There should be tears on my cheek, she thought. She could no longer cry tears.

“I don’t know what to say.” said Virgil dumbly.

“Say you love me too, idiot.” she said.

“I do love you Marie.” he said.

“I know.” she said “You idiot.”

“Just, not like…”

“You don’t need to classify it. Love is love.”

“Right. I do.”

“I know.”


They said nothing for a few minutes.

Finally she turned to look at the Black Glass mountains glinting in the distance.

“They’re beautiful in a way.” she said.

“Yes.” he agreed “They are.”

“I’m going to have to cross them.” she said.

“I know” he said.

“Won’t lie to you. Kinda scared.”

“I know.” he said, and put a comforting arm around her.

“Will you come with me?” she asked him.

“Yes.” he said simply, and to his surprise he hadn’t even needed to think twice.

“Thanks.” she said simply and leaned her head against his shoulder.

They stood there for a while, watching the wind making snake spirits of the grey sand of purgatory. And

there on the horizon like ebony storm clouds, the mountains of Hell waited. And yet Virgil did not find

himself thinking of the horrors that awaited them over those peaks. Instead, he found himself thinking that

in this place, and in this time, gazing out at the desert with Marie’s head resting gently on his shoulder,

having given her his word that he would follow her and protect her, he felt truly happy. It was a feeling he

had not felt in a very long time, and he welcomed it back into his heart like an old friend, who had been lost

for years and was only now returning home, cold and weary, and wanting nothing more than to curl up to

sleep before a roaring fire.


  1. Amazing chapter, Mouse! This was rather unexpected, but, to be honest, if I were a girl I would fall in love with Virgil too. XD He’s one of my favourite characters. Anyways, I’m looking forward to reading the next chapter! 🙂

  2. Hmm, all heavy clouds, no rain? Purgatory’s a Sting song, who knew? That and I agree with Virgil’s theory what with the opening of what’s got to be the biggest crack pairing in history. Well, except maybe Thomas abruptly, and inexplicably falling for Kathy and deciding to settle down with her. But by the sounds of it, anything can happen in this story. In any case, I like Virgil’s totally not-modest explanation of Marie’s feelings. Also, Virgil’s French, eh? Why did I miss that for the entire first book? I don’t think I’m the best literary keeper-of-track-of-things. Especially the timey-wimey ball of how to sort peoples’ ages. I love the little moments you play with that.

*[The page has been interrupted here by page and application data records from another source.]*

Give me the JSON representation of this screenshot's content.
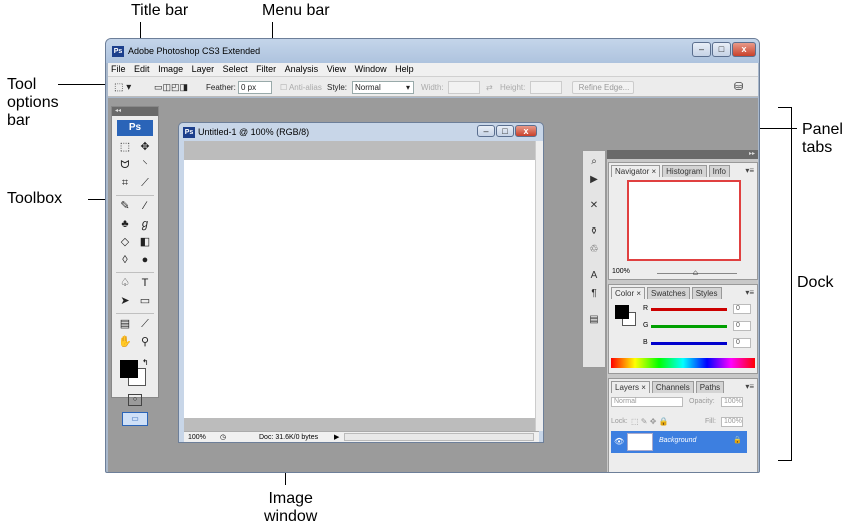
{
  "callouts": {
    "title_bar": "Title bar",
    "menu_bar": "Menu bar",
    "tool_options_bar": [
      "Tool",
      "options",
      "bar"
    ],
    "toolbox": "Toolbox",
    "panel_tabs": [
      "Panel",
      "tabs"
    ],
    "dock": "Dock",
    "image_window": [
      "Image",
      "window"
    ]
  },
  "app": {
    "title": "Adobe Photoshop CS3 Extended",
    "icon_label": "Ps"
  },
  "menu": [
    "File",
    "Edit",
    "Image",
    "Layer",
    "Select",
    "Filter",
    "Analysis",
    "View",
    "Window",
    "Help"
  ],
  "options_bar": {
    "feather_label": "Feather:",
    "feather_value": "0 px",
    "antialias_label": "Anti-alias",
    "style_label": "Style:",
    "style_value": "Normal",
    "width_label": "Width:",
    "height_label": "Height:",
    "refine_edge": "Refine Edge..."
  },
  "toolbox": {
    "logo": "Ps"
  },
  "document": {
    "title": "Untitled-1 @ 100% (RGB/8)",
    "zoom": "100%",
    "doc_info": "Doc: 31.6K/0 bytes"
  },
  "navigator_panel": {
    "tabs": [
      "Navigator ×",
      "Histogram",
      "Info"
    ],
    "zoom": "100%"
  },
  "color_panel": {
    "tabs": [
      "Color ×",
      "Swatches",
      "Styles"
    ],
    "channels": [
      {
        "label": "R",
        "value": "0",
        "color": "#cc0000"
      },
      {
        "label": "G",
        "value": "0",
        "color": "#00a000"
      },
      {
        "label": "B",
        "value": "0",
        "color": "#0000cc"
      }
    ]
  },
  "layers_panel": {
    "tabs": [
      "Layers ×",
      "Channels",
      "Paths"
    ],
    "blend_mode": "Normal",
    "opacity_label": "Opacity:",
    "opacity_value": "100%",
    "lock_label": "Lock:",
    "fill_label": "Fill:",
    "fill_value": "100%",
    "layer_name": "Background"
  },
  "colors": {
    "accent": "#2a64b8",
    "selected_layer": "#3d7fe0"
  }
}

    Wow, I think this is the first time I’ve seen such clear-cut exposition regarding the first book in this. Kind of sticks out, not being done before. Perhaps it could be altered to fit the prose a bit more so it doesn’t jut as much. In any case, I think Marie just spoke for us all here. That glowing account of all of Virgil’s qualities took the words right from my mouth. Then again, I agree with him too, and I kind of like how he’s personally defying the whole pardoning of the charming monster trope. Pretty interesting hearing Marie’s response to Thomas’s hypothetical atonement. I guess grace is a pretty relative thing, isn’t it?

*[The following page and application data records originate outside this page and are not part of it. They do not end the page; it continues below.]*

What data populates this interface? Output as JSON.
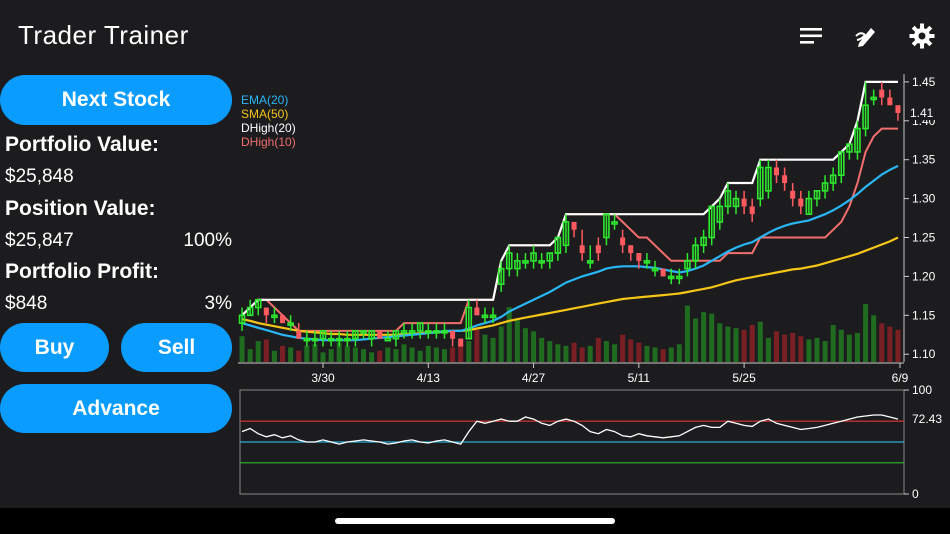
{
  "header": {
    "title": "Trader Trainer",
    "icons": [
      "list-icon",
      "edit-icon",
      "gear-icon"
    ]
  },
  "sidebar": {
    "next_stock_label": "Next Stock",
    "portfolio_value_label": "Portfolio Value:",
    "portfolio_value": "$25,848",
    "position_value_label": "Position Value:",
    "position_value": "$25,847",
    "position_pct": "100%",
    "portfolio_profit_label": "Portfolio Profit:",
    "portfolio_profit": "$848",
    "profit_pct": "3%",
    "buy_label": "Buy",
    "sell_label": "Sell",
    "advance_label": "Advance"
  },
  "colors": {
    "accent": "#0a9cff",
    "up": "#2ee82e",
    "down": "#ff5a5f",
    "ema": "#29b6f6",
    "sma": "#f5c518",
    "dhigh20": "#ffffff",
    "dhigh10": "#f26d6d"
  },
  "chart_data": [
    {
      "type": "line",
      "subtype": "candlestick+volume",
      "legend": [
        "EMA(20)",
        "SMA(50)",
        "DHigh(20)",
        "DHigh(10)"
      ],
      "legend_position": "top-left",
      "x_ticks": [
        "3/30",
        "4/13",
        "4/27",
        "5/11",
        "5/25",
        "6/9"
      ],
      "y_ticks": [
        "1.45",
        "1.40",
        "1.35",
        "1.30",
        "1.25",
        "1.20",
        "1.15",
        "1.10"
      ],
      "ylim": [
        1.09,
        1.455
      ],
      "last_price_label": "1.41",
      "candles": [
        [
          1.14,
          1.16,
          1.13,
          1.15
        ],
        [
          1.15,
          1.17,
          1.15,
          1.16
        ],
        [
          1.16,
          1.17,
          1.15,
          1.17
        ],
        [
          1.16,
          1.16,
          1.14,
          1.15
        ],
        [
          1.15,
          1.16,
          1.14,
          1.15
        ],
        [
          1.15,
          1.15,
          1.14,
          1.14
        ],
        [
          1.14,
          1.15,
          1.13,
          1.14
        ],
        [
          1.13,
          1.14,
          1.12,
          1.12
        ],
        [
          1.12,
          1.13,
          1.11,
          1.12
        ],
        [
          1.12,
          1.13,
          1.11,
          1.12
        ],
        [
          1.12,
          1.13,
          1.11,
          1.13
        ],
        [
          1.12,
          1.13,
          1.11,
          1.12
        ],
        [
          1.12,
          1.13,
          1.11,
          1.12
        ],
        [
          1.12,
          1.13,
          1.11,
          1.12
        ],
        [
          1.12,
          1.13,
          1.11,
          1.13
        ],
        [
          1.13,
          1.13,
          1.12,
          1.13
        ],
        [
          1.12,
          1.13,
          1.11,
          1.13
        ],
        [
          1.13,
          1.13,
          1.12,
          1.12
        ],
        [
          1.12,
          1.13,
          1.12,
          1.12
        ],
        [
          1.12,
          1.13,
          1.11,
          1.13
        ],
        [
          1.13,
          1.14,
          1.12,
          1.13
        ],
        [
          1.13,
          1.14,
          1.12,
          1.13
        ],
        [
          1.13,
          1.14,
          1.12,
          1.14
        ],
        [
          1.13,
          1.14,
          1.12,
          1.13
        ],
        [
          1.13,
          1.14,
          1.12,
          1.13
        ],
        [
          1.13,
          1.14,
          1.12,
          1.13
        ],
        [
          1.13,
          1.13,
          1.11,
          1.12
        ],
        [
          1.12,
          1.12,
          1.11,
          1.11
        ],
        [
          1.12,
          1.17,
          1.12,
          1.16
        ],
        [
          1.16,
          1.17,
          1.15,
          1.15
        ],
        [
          1.15,
          1.16,
          1.14,
          1.15
        ],
        [
          1.15,
          1.16,
          1.14,
          1.15
        ],
        [
          1.19,
          1.22,
          1.18,
          1.21
        ],
        [
          1.21,
          1.24,
          1.2,
          1.23
        ],
        [
          1.21,
          1.23,
          1.2,
          1.22
        ],
        [
          1.22,
          1.23,
          1.21,
          1.22
        ],
        [
          1.22,
          1.24,
          1.21,
          1.23
        ],
        [
          1.22,
          1.23,
          1.21,
          1.22
        ],
        [
          1.22,
          1.23,
          1.21,
          1.23
        ],
        [
          1.23,
          1.25,
          1.22,
          1.25
        ],
        [
          1.24,
          1.28,
          1.23,
          1.27
        ],
        [
          1.27,
          1.27,
          1.25,
          1.26
        ],
        [
          1.24,
          1.26,
          1.22,
          1.23
        ],
        [
          1.22,
          1.24,
          1.21,
          1.22
        ],
        [
          1.24,
          1.25,
          1.22,
          1.23
        ],
        [
          1.25,
          1.28,
          1.24,
          1.28
        ],
        [
          1.27,
          1.28,
          1.26,
          1.27
        ],
        [
          1.25,
          1.26,
          1.23,
          1.24
        ],
        [
          1.24,
          1.24,
          1.22,
          1.23
        ],
        [
          1.23,
          1.23,
          1.21,
          1.22
        ],
        [
          1.22,
          1.23,
          1.21,
          1.22
        ],
        [
          1.21,
          1.22,
          1.2,
          1.21
        ],
        [
          1.21,
          1.21,
          1.2,
          1.2
        ],
        [
          1.2,
          1.21,
          1.19,
          1.2
        ],
        [
          1.2,
          1.21,
          1.19,
          1.2
        ],
        [
          1.21,
          1.23,
          1.2,
          1.22
        ],
        [
          1.22,
          1.25,
          1.21,
          1.24
        ],
        [
          1.24,
          1.26,
          1.23,
          1.25
        ],
        [
          1.25,
          1.29,
          1.24,
          1.29
        ],
        [
          1.27,
          1.3,
          1.26,
          1.29
        ],
        [
          1.29,
          1.32,
          1.28,
          1.31
        ],
        [
          1.29,
          1.31,
          1.28,
          1.3
        ],
        [
          1.3,
          1.31,
          1.28,
          1.29
        ],
        [
          1.29,
          1.3,
          1.27,
          1.28
        ],
        [
          1.3,
          1.35,
          1.29,
          1.34
        ],
        [
          1.31,
          1.35,
          1.3,
          1.34
        ],
        [
          1.34,
          1.35,
          1.32,
          1.33
        ],
        [
          1.33,
          1.34,
          1.31,
          1.32
        ],
        [
          1.31,
          1.32,
          1.29,
          1.3
        ],
        [
          1.3,
          1.31,
          1.28,
          1.29
        ],
        [
          1.28,
          1.31,
          1.28,
          1.3
        ],
        [
          1.3,
          1.31,
          1.29,
          1.31
        ],
        [
          1.31,
          1.33,
          1.3,
          1.32
        ],
        [
          1.32,
          1.34,
          1.31,
          1.33
        ],
        [
          1.33,
          1.36,
          1.32,
          1.36
        ],
        [
          1.36,
          1.37,
          1.35,
          1.37
        ],
        [
          1.36,
          1.4,
          1.35,
          1.39
        ],
        [
          1.39,
          1.45,
          1.38,
          1.42
        ],
        [
          1.43,
          1.44,
          1.42,
          1.43
        ],
        [
          1.44,
          1.45,
          1.42,
          1.43
        ],
        [
          1.43,
          1.44,
          1.42,
          1.42
        ],
        [
          1.42,
          1.42,
          1.4,
          1.41
        ]
      ],
      "volume": [
        32,
        16,
        26,
        28,
        14,
        20,
        18,
        14,
        20,
        22,
        12,
        16,
        24,
        20,
        18,
        16,
        12,
        14,
        18,
        16,
        22,
        18,
        14,
        20,
        18,
        16,
        18,
        22,
        26,
        40,
        34,
        30,
        44,
        68,
        52,
        42,
        38,
        30,
        26,
        22,
        20,
        24,
        18,
        20,
        30,
        26,
        22,
        34,
        28,
        24,
        20,
        18,
        16,
        18,
        22,
        70,
        54,
        62,
        60,
        48,
        44,
        42,
        40,
        46,
        50,
        30,
        38,
        34,
        36,
        32,
        28,
        30,
        26,
        46,
        40,
        34,
        36,
        72,
        58,
        48,
        44,
        40
      ],
      "ema20": [
        1.14,
        1.137,
        1.134,
        1.131,
        1.128,
        1.125,
        1.123,
        1.121,
        1.12,
        1.119,
        1.118,
        1.118,
        1.118,
        1.118,
        1.118,
        1.119,
        1.12,
        1.121,
        1.122,
        1.123,
        1.124,
        1.125,
        1.126,
        1.127,
        1.128,
        1.13,
        1.13,
        1.13,
        1.133,
        1.137,
        1.14,
        1.143,
        1.148,
        1.155,
        1.16,
        1.165,
        1.17,
        1.175,
        1.18,
        1.186,
        1.192,
        1.196,
        1.2,
        1.203,
        1.206,
        1.21,
        1.212,
        1.213,
        1.213,
        1.213,
        1.212,
        1.211,
        1.209,
        1.207,
        1.205,
        1.207,
        1.21,
        1.214,
        1.22,
        1.226,
        1.232,
        1.237,
        1.241,
        1.244,
        1.25,
        1.256,
        1.261,
        1.265,
        1.268,
        1.27,
        1.272,
        1.276,
        1.28,
        1.285,
        1.291,
        1.298,
        1.306,
        1.315,
        1.323,
        1.331,
        1.337,
        1.342
      ],
      "sma50": [
        1.145,
        1.143,
        1.14,
        1.138,
        1.136,
        1.134,
        1.132,
        1.13,
        1.129,
        1.128,
        1.127,
        1.126,
        1.126,
        1.125,
        1.125,
        1.125,
        1.125,
        1.125,
        1.125,
        1.125,
        1.126,
        1.126,
        1.127,
        1.128,
        1.128,
        1.129,
        1.13,
        1.13,
        1.131,
        1.133,
        1.135,
        1.137,
        1.14,
        1.143,
        1.145,
        1.147,
        1.149,
        1.151,
        1.153,
        1.155,
        1.157,
        1.159,
        1.161,
        1.163,
        1.165,
        1.167,
        1.169,
        1.171,
        1.172,
        1.173,
        1.174,
        1.175,
        1.176,
        1.177,
        1.178,
        1.18,
        1.182,
        1.184,
        1.186,
        1.189,
        1.192,
        1.195,
        1.197,
        1.199,
        1.201,
        1.203,
        1.205,
        1.207,
        1.209,
        1.21,
        1.212,
        1.214,
        1.217,
        1.22,
        1.223,
        1.226,
        1.229,
        1.233,
        1.237,
        1.241,
        1.245,
        1.25
      ],
      "dhigh20": [
        1.15,
        1.16,
        1.17,
        1.17,
        1.17,
        1.17,
        1.17,
        1.17,
        1.17,
        1.17,
        1.17,
        1.17,
        1.17,
        1.17,
        1.17,
        1.17,
        1.17,
        1.17,
        1.17,
        1.17,
        1.17,
        1.17,
        1.17,
        1.17,
        1.17,
        1.17,
        1.17,
        1.17,
        1.17,
        1.17,
        1.17,
        1.17,
        1.22,
        1.24,
        1.24,
        1.24,
        1.24,
        1.24,
        1.24,
        1.25,
        1.28,
        1.28,
        1.28,
        1.28,
        1.28,
        1.28,
        1.28,
        1.28,
        1.28,
        1.28,
        1.28,
        1.28,
        1.28,
        1.28,
        1.28,
        1.28,
        1.28,
        1.28,
        1.29,
        1.3,
        1.32,
        1.32,
        1.32,
        1.32,
        1.35,
        1.35,
        1.35,
        1.35,
        1.35,
        1.35,
        1.35,
        1.35,
        1.35,
        1.35,
        1.36,
        1.37,
        1.4,
        1.45,
        1.45,
        1.45,
        1.45,
        1.45
      ],
      "dhigh10": [
        1.15,
        1.16,
        1.17,
        1.17,
        1.16,
        1.15,
        1.14,
        1.13,
        1.13,
        1.13,
        1.13,
        1.13,
        1.13,
        1.13,
        1.13,
        1.13,
        1.13,
        1.13,
        1.13,
        1.13,
        1.14,
        1.14,
        1.14,
        1.14,
        1.14,
        1.14,
        1.14,
        1.14,
        1.17,
        1.17,
        1.17,
        1.17,
        1.22,
        1.24,
        1.24,
        1.24,
        1.24,
        1.24,
        1.24,
        1.25,
        1.28,
        1.28,
        1.28,
        1.28,
        1.28,
        1.28,
        1.28,
        1.27,
        1.26,
        1.25,
        1.25,
        1.24,
        1.23,
        1.22,
        1.22,
        1.22,
        1.22,
        1.22,
        1.22,
        1.22,
        1.23,
        1.23,
        1.23,
        1.23,
        1.25,
        1.25,
        1.25,
        1.25,
        1.25,
        1.25,
        1.25,
        1.25,
        1.25,
        1.26,
        1.27,
        1.29,
        1.32,
        1.36,
        1.38,
        1.39,
        1.39,
        1.39
      ]
    },
    {
      "type": "line",
      "subtype": "oscillator",
      "ylim": [
        0,
        100
      ],
      "y_ticks": [
        "100",
        "0"
      ],
      "last_value_label": "72.43",
      "reference_lines": [
        70,
        50,
        30
      ],
      "values": [
        60,
        63,
        58,
        55,
        57,
        54,
        56,
        52,
        50,
        50,
        52,
        50,
        48,
        50,
        51,
        52,
        51,
        50,
        48,
        49,
        51,
        52,
        50,
        49,
        51,
        52,
        50,
        48,
        60,
        70,
        68,
        70,
        72,
        70,
        70,
        74,
        72,
        68,
        66,
        70,
        72,
        70,
        66,
        60,
        58,
        62,
        60,
        56,
        55,
        58,
        56,
        55,
        54,
        55,
        56,
        60,
        64,
        66,
        64,
        64,
        70,
        68,
        66,
        65,
        70,
        72,
        68,
        66,
        64,
        62,
        63,
        64,
        66,
        68,
        70,
        72,
        74,
        75,
        76,
        76,
        74,
        72
      ]
    }
  ]
}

    Pretty sweet moment for Virgil here. Hopefully he hasn’t just completely lost his fear impulse since his long-term separation from biology. And hopefully it won’t make a hasty return the moment something scary happens, leading to his making a Roadrunner-style exit complete with Virgil-shaped cloud of dust. But if my theory serves me right, he probably won’t be. Or at least won’t be out of the picture for good if that happens.

  3. One thing I thought of, wouldn’t the phrase Marie is trying to remember be in Old French, seeing as it was said in old-timey France? I wonder if it would work to somehow incorporate that into the story, maybe make Marie either write a bunch of things that sound similar in French, or make translations of them? That not only would make sense in context, but might also have the added bonus of making it harder to guess what it was Marie was trying to remember (perhaps with the exception of a possible bilingual bonus). Do you know any Francophones that could possibly aid you in that?

Leave a Reply

Fill in your details below or click an icon to log in: Logo

You are commenting using your account. Log Out /  Change )

Facebook photo

You are commenting using your Facebook account. Log Out /  Change )

Connecting to %s